So here Jesus describes the third way of approaching the dilemma. He doesn’t advocate fighting back, he also doesn’t advocate silently acquiescing to either insult or injury. Offering the aggressor your left cheek eliminates the possibility of being backhanded with the right hand. (Again try it out with a partner). The aggressor is faced with a dilemma. He can conceded the battle, without you lifting a finger or he must effectively change his posture toward you. For the antagonization to continue he must strike you with his right fist. A sign that he is no longer dealing with a subordinate but an equal.

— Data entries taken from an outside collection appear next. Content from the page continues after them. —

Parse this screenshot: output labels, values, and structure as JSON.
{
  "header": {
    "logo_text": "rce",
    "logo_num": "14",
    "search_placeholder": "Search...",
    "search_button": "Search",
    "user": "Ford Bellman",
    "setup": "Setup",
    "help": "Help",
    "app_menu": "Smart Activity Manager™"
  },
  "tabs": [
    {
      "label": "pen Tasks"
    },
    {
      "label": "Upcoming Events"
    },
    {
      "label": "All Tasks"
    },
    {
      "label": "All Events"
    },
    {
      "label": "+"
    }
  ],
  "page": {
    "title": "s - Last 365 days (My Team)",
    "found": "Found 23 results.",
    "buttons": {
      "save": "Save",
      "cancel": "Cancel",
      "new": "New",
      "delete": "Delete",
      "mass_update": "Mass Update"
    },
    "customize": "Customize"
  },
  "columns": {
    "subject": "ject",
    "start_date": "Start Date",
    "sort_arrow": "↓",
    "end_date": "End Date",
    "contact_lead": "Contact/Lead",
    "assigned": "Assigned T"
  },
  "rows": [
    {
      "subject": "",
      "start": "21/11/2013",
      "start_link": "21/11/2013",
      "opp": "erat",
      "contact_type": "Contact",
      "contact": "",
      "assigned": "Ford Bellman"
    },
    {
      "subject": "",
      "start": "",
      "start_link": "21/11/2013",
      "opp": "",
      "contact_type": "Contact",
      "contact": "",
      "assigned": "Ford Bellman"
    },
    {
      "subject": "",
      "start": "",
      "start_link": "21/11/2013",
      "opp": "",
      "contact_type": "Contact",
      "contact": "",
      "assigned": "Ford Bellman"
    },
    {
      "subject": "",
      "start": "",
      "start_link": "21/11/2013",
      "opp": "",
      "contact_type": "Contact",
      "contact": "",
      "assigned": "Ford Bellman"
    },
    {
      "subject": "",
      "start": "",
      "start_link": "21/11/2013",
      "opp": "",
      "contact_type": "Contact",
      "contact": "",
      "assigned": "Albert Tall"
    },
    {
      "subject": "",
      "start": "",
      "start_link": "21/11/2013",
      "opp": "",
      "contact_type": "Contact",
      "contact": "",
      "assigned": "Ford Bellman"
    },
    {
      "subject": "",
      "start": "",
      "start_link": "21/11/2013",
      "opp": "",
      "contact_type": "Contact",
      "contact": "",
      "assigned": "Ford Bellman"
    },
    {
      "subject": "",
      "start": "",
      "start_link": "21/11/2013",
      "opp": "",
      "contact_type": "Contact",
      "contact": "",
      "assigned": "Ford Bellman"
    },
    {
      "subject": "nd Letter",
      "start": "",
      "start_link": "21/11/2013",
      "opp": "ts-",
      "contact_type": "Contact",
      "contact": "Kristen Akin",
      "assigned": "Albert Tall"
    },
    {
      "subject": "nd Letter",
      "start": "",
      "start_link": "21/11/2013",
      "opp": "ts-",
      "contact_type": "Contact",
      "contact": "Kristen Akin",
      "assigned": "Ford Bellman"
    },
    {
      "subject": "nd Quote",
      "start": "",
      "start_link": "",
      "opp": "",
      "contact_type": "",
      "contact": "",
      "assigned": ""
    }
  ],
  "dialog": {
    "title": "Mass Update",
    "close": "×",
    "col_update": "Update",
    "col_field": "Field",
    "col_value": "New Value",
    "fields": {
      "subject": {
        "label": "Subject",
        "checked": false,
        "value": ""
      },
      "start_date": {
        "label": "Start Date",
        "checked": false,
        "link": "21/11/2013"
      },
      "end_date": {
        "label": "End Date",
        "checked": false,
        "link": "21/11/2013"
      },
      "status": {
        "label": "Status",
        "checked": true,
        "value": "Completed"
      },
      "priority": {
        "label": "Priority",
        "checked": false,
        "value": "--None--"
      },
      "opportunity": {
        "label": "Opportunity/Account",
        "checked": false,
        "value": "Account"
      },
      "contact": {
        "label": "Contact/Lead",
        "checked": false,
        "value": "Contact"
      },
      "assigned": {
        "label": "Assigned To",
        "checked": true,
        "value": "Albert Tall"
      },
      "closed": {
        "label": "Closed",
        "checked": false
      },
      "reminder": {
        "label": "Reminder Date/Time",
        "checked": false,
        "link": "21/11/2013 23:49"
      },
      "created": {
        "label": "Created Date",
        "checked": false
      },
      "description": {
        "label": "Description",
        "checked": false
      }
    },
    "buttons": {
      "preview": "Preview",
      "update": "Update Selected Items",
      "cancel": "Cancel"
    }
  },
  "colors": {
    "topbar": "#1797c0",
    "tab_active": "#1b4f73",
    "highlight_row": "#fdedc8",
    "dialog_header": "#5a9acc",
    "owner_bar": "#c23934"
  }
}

This was the wisdom of Jesus’s comment. Not to subject yourself to senseless beating like some rope-a-dope boxer trying to get his opponent to waste all his energy beating you into oblivion. Jesus was saying that the physical fight becomes a meaningless squabble. Victory occurs in the middle of the struggle when your adversary, in order to continue persecuting you, decides to engage you as an equal. The outcome of the resulting fight (which notice Jesus does NOT expressly forbid) is immaterial. Of course this plays out as Jesus willingly accepts punishment for crimes he did not commit and where he clearly had the power to repel any one or thing that would seek to harm him, because, in persecuting him they changed their posture towards a mankind that rejected, denied and persecuted him even as he forgave them.
So back to Dr. King. What did I want my children to learn?
It was in understanding this scripture that the true genius of Ghandi and Dr. King’s non-violent strategy is revealed. We think of their accomplishments as battles fought and won but that wasn’t it at all. Their true accomplishment was to force an oppressor to change their posture and engage them as an equal. What did Martin Luther King Jr. do?
"Rev. Dr. Martin Luther King Jr. ended the terrorization of black Americans, particularly those living in the south."
What? No. I did not stutter, or mistype. I mean that Dr. King taught systematic anti-terrorism. Here’s what I taught my children in part II.
My BigIdeasFest talk from half-moon bay outside San Francisco on December the 3rd. I’d just finished my last StartupWeekend Education event after midnight, hopped on 5AM west coast flight got off and gave this talk at noon pacific. I was so proud of how far StartupWeekend Education had come and where I thought it could go. I should have practiced the talk more, I ran out of time and didn’t really get to nail my points at the end, but the talk was extremely well received. (Big shout out to Nancy at empoweredpresentations for being an awesome designer that really had a vision and ran with the concept!) Ya’ll know the rest of the story, flew home, got off plane, got fired, the crying is done but I’m so happy that the BigIdeasFest team finally published this. This was an amazing conference and I look forward to attending next year, talking about (and doing) more big things!
This is a radio show piece that was produced by Michael Klein. Winner of SWEDu Seattle and Humanities teacher at High Tech Middle School in San Diego California. He shadowed me as a put on what would be my last Startup Weekend Education in Baltimore in December of 2012. As I write about what made Startup Weekend Education special and where hacking education needs to go to continue to be effective - his documentary work is a great foundation to draw from and I’m incredibly grateful that he did this, that he’s shared it with me, and to know him as a friend and fellow laborer trying to bring innovation to education.